The premise of Williams Moving’s argument was that the final proposal did not accurately reflect the agreement between the parties. However, the final proposal was voted upon at the meeting of April 15, 2015, and was accepted by a majority vote of the creditors. The Court appreciated that, from the perspective of Williams Moving and the professional advisors, there were “errors”—in the form of adverse tax consequences—that were inadvertent. The final proposal may have failed to reflect the intention of Williams Moving, but the Court held that it could not find that there were “errors” in the final proposal. Consequently, as the May order was based upon the final proposal, there were no “errors” in it either.

Rectification is limited to cases where the agreement between the parties was not correctly recorded in the instrument that became the final expression of their agreement. It does not undo unanticipated effects of that agreement. Therefore, while a court may rectify an instrument that inaccurately records a party’s agreement respecting what was to be done, it may not change the agreement in order to salvage what a party hoped to achieve. A court may not modify an instrument merely because a party has discovered that its operation generates an adverse and unplanned tax liability. Rectification is unavailable where the basis for seeking it is that one or both of the parties wish to amend not the instrument recording their agreement, but the agreement itself.

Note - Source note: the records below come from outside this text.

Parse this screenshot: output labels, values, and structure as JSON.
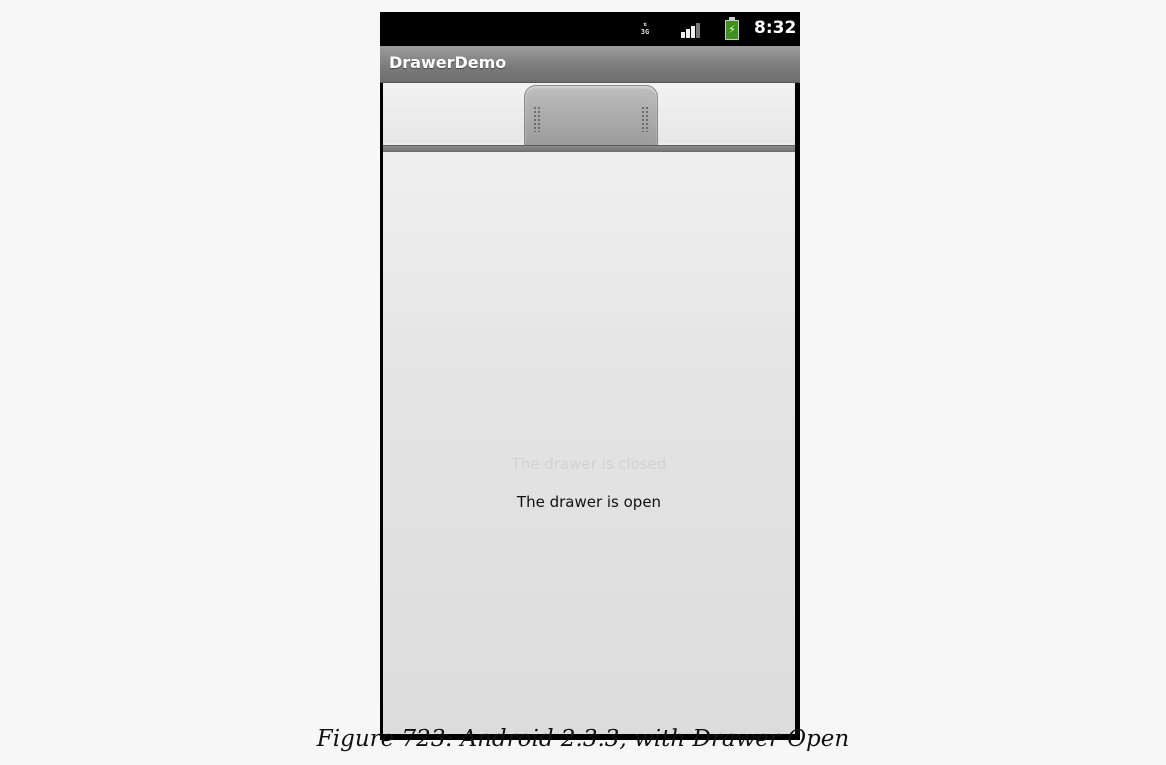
{
  "status_bar": {
    "network_label": "3G",
    "time": "8:32",
    "icons": [
      "network-3g-icon",
      "signal-strength-icon",
      "battery-charging-icon"
    ]
  },
  "app": {
    "title": "DrawerDemo"
  },
  "drawer": {
    "handle_icon": "drawer-handle-icon",
    "closed_text": "The drawer is closed",
    "open_text": "The drawer is open"
  },
  "caption": "Figure 723: Android 2.3.3, with Drawer Open"
}
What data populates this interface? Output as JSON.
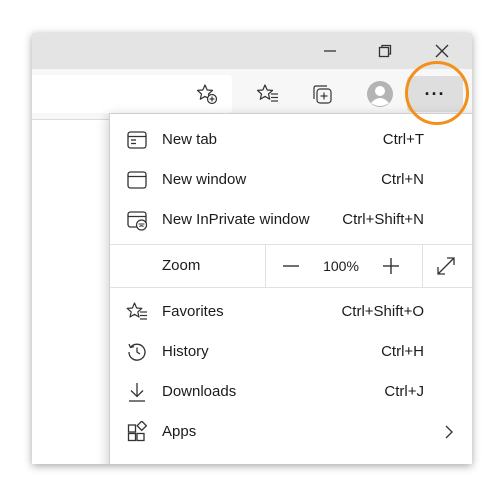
{
  "menu": {
    "new_tab": {
      "label": "New tab",
      "shortcut": "Ctrl+T"
    },
    "new_window": {
      "label": "New window",
      "shortcut": "Ctrl+N"
    },
    "new_inprivate": {
      "label": "New InPrivate window",
      "shortcut": "Ctrl+Shift+N"
    },
    "zoom": {
      "label": "Zoom",
      "minus": "—",
      "value": "100%",
      "plus": "+"
    },
    "favorites": {
      "label": "Favorites",
      "shortcut": "Ctrl+Shift+O"
    },
    "history": {
      "label": "History",
      "shortcut": "Ctrl+H"
    },
    "downloads": {
      "label": "Downloads",
      "shortcut": "Ctrl+J"
    },
    "apps": {
      "label": "Apps"
    }
  },
  "toolbar": {
    "more_button": "···"
  },
  "colors": {
    "highlight_circle": "#f39019",
    "titlebar": "#e4e4e4",
    "menu_background": "#ffffff",
    "more_button_active": "#dedede"
  },
  "icons": [
    "minimize-icon",
    "maximize-icon",
    "close-icon",
    "favorite-add-icon",
    "favorites-icon",
    "collections-icon",
    "profile-icon",
    "more-icon",
    "new-tab-icon",
    "new-window-icon",
    "inprivate-icon",
    "zoom-out-icon",
    "zoom-in-icon",
    "fullscreen-icon",
    "history-icon",
    "download-icon",
    "apps-icon",
    "chevron-right-icon",
    "settings-icon"
  ]
}
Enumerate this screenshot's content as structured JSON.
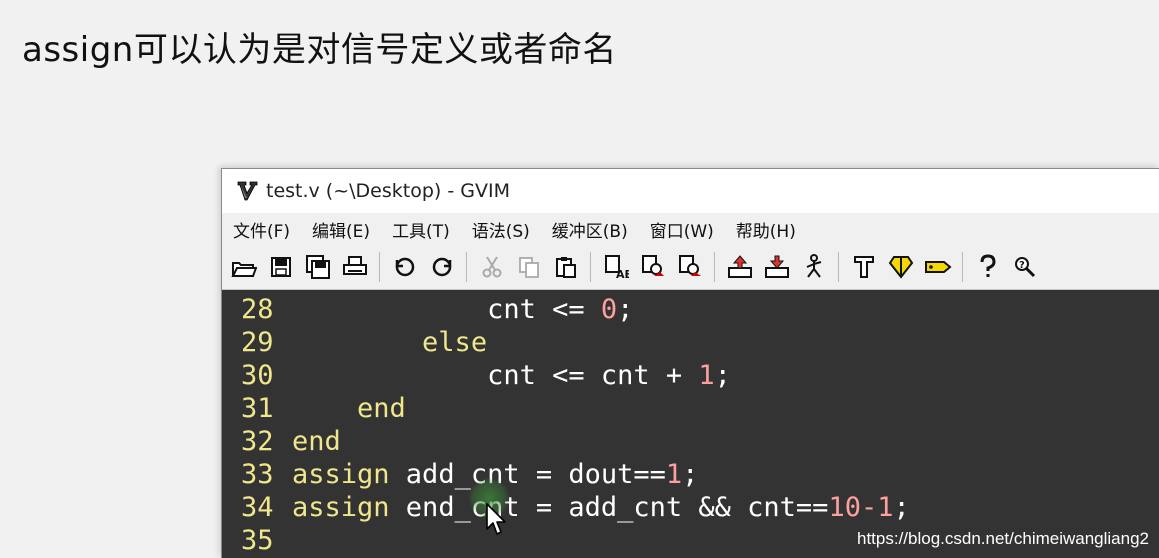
{
  "slide": {
    "title": "assign可以认为是对信号定义或者命名"
  },
  "window": {
    "title": "test.v (~\\Desktop) - GVIM",
    "app_icon": "vim-icon"
  },
  "menubar": {
    "items": [
      "文件(F)",
      "编辑(E)",
      "工具(T)",
      "语法(S)",
      "缓冲区(B)",
      "窗口(W)",
      "帮助(H)"
    ]
  },
  "toolbar": {
    "icons": [
      "open-icon",
      "save-icon",
      "save-all-icon",
      "print-icon",
      "undo-icon",
      "redo-icon",
      "cut-icon",
      "copy-icon",
      "paste-icon",
      "replace-icon",
      "find-next-icon",
      "find-prev-icon",
      "load-session-icon",
      "save-session-icon",
      "run-script-icon",
      "make-icon",
      "build-tags-icon",
      "jump-tag-icon",
      "help-icon",
      "find-help-icon"
    ]
  },
  "editor": {
    "lines": [
      {
        "num": "28",
        "tokens": [
          {
            "t": "            cnt ",
            "c": "code"
          },
          {
            "t": "<=",
            "c": "op"
          },
          {
            "t": " ",
            "c": "code"
          },
          {
            "t": "0",
            "c": "num"
          },
          {
            "t": ";",
            "c": "code"
          }
        ]
      },
      {
        "num": "29",
        "tokens": [
          {
            "t": "        ",
            "c": "code"
          },
          {
            "t": "else",
            "c": "kw"
          }
        ]
      },
      {
        "num": "30",
        "tokens": [
          {
            "t": "            cnt ",
            "c": "code"
          },
          {
            "t": "<=",
            "c": "op"
          },
          {
            "t": " cnt + ",
            "c": "code"
          },
          {
            "t": "1",
            "c": "num"
          },
          {
            "t": ";",
            "c": "code"
          }
        ]
      },
      {
        "num": "31",
        "tokens": [
          {
            "t": "    ",
            "c": "code"
          },
          {
            "t": "end",
            "c": "kw"
          }
        ]
      },
      {
        "num": "32",
        "tokens": [
          {
            "t": "end",
            "c": "kw"
          }
        ]
      },
      {
        "num": "33",
        "tokens": [
          {
            "t": "assign",
            "c": "kw"
          },
          {
            "t": " add_cnt = dout==",
            "c": "code"
          },
          {
            "t": "1",
            "c": "num"
          },
          {
            "t": ";",
            "c": "code"
          }
        ]
      },
      {
        "num": "34",
        "tokens": [
          {
            "t": "assign",
            "c": "kw"
          },
          {
            "t": " end_cnt = add_cnt && cnt==",
            "c": "code"
          },
          {
            "t": "10-1",
            "c": "num"
          },
          {
            "t": ";",
            "c": "code"
          }
        ]
      },
      {
        "num": "35",
        "tokens": []
      }
    ]
  },
  "watermark": {
    "text": "https://blog.csdn.net/chimeiwangliang2"
  },
  "colors": {
    "editor_bg": "#333333",
    "line_number": "#f0e68c",
    "keyword": "#f0e68c",
    "number": "#ffa0a0",
    "text": "#ffffff"
  }
}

The test for rectification required that Williams Moving show that there was a prior agreement whose terms were definite and ascertainable; that the agreement was still in effect at the time the instrument was executed; that the instrument failed to accurately record the agreement; and that the instrument, if rectified as proposed, would carry out the parties’ prior agreement.

In order to get rectification, it is necessary to show that the parties were in complete agreement on the terms of their contract, but by an error, wrote them down wrongly. Williams Moving sought rectification of the final proposal to conform to the draft proposal; however, it did not identify which of the 12 draft proposals available represented its intention. There was no prior draft proposal and no prior agreement with the creditors with definite and ascertainable terms. The final proposal was an accurate record of the agreement between the relevant parties.

It was insufficient for Williams Moving to show that it intended the final proposal to read as it asserted it ought to be. It failed to demonstrate that the creditors who voted on the final proposal had the same understanding regarding the alleged “errors” or that they agreed with the terms that Williams Moving now asserted should be in the final proposal. There was no agreement between the debtor and the creditors that was still in effect at the time the instrument was executed. It could not be said that the instrument failed to accurately record the agreement between the parties, nor that the final proposal, if rectified, would carry out the parties’ prior agreement.

The Court held that Williams Moving was attempting to change the final proposal four and one-half years after it was fully approved and performed. It wanted the tax consequences to flow from its “motivations and objections” and sought a tax benefit based solely on how it would have drafted certain portions of the final proposal. The Court declined to order that the final proposal be rectified. Accordingly, Williams Moving’s application was dismissed.

Judge: Justice Gropper

Counsel: K. Cook for the bankrupt; C. Akey and K. Baldwin for the Attorney General of Canada 

Fullcase: https://canlii.ca/t/jvfz4

By Matilda Lici